▸ YOUR ASSIGNMENT:
In the listing below, find each line holding "value" and copy it.
###
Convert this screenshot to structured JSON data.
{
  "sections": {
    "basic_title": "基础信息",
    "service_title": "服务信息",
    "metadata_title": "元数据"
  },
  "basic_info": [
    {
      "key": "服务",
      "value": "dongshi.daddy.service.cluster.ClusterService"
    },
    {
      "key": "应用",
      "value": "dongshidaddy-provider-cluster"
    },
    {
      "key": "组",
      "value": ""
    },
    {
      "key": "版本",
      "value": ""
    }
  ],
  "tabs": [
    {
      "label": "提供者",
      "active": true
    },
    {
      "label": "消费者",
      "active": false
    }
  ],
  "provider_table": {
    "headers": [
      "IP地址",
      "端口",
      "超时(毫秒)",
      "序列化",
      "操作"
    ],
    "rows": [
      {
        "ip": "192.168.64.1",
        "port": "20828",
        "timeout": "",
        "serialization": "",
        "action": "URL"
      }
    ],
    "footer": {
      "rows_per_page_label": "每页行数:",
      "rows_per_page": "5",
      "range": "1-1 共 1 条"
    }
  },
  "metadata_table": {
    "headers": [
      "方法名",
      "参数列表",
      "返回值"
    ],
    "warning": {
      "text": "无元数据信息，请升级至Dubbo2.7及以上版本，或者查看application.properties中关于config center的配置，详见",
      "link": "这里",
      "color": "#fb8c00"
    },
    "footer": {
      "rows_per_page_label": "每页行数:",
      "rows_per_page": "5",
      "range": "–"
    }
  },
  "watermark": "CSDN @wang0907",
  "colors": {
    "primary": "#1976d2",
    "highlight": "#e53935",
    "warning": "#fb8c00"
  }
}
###
▸ OUTPUT FOR THIS TASK:
      "value": "dongshi.daddy.service.cluster.ClusterService"
      "value": "dongshidaddy-provider-cluster"
      "value": ""
      "value": ""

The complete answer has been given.